- **TASK**:
Check each line of the entries for "fraction" and report the ones that have it.

- **DATA IN THIS EXERCISE**:
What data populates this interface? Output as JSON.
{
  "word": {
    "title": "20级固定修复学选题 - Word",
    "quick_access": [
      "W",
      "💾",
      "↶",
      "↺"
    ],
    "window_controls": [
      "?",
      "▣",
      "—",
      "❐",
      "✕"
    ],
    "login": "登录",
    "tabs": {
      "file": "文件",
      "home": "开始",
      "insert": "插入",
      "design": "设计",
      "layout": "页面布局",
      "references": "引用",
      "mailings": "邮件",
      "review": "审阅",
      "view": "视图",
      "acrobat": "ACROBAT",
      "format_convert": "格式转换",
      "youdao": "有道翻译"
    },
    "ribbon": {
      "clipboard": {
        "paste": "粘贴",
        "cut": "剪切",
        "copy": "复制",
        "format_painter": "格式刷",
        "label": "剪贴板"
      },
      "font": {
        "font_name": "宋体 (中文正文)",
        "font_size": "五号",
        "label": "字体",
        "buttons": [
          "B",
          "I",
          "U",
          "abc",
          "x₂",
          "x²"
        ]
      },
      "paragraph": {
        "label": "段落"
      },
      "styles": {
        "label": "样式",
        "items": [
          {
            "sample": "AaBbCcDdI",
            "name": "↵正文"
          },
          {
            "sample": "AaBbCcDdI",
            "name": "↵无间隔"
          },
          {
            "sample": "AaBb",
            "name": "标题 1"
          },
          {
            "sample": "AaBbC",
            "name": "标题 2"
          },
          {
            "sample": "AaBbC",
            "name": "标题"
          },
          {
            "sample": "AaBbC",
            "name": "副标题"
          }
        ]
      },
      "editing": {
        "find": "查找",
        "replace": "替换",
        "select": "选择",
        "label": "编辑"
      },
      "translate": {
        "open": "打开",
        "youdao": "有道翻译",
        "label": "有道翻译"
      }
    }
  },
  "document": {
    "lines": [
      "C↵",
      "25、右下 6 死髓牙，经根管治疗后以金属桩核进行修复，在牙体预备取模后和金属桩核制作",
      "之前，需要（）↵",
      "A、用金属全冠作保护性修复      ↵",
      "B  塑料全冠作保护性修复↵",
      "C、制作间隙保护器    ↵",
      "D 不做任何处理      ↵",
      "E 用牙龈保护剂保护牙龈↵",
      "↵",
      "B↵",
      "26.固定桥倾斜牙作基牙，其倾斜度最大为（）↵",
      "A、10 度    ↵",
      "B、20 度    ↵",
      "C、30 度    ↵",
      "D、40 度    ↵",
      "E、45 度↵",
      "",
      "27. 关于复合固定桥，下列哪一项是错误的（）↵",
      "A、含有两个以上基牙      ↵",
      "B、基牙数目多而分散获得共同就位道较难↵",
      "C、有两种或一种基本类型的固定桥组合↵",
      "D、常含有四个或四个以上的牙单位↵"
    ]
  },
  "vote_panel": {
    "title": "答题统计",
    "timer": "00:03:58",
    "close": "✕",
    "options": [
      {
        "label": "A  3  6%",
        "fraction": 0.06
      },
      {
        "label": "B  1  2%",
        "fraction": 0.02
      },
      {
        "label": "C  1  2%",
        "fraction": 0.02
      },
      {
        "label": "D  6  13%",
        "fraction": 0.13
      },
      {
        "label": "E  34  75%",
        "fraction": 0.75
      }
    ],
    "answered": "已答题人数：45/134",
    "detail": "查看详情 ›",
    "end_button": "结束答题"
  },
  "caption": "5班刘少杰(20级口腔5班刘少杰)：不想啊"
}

- **RESULT OF THIS EXERCISE**:
        "fraction": 0.06
        "fraction": 0.02
        "fraction": 0.02
        "fraction": 0.13
        "fraction": 0.75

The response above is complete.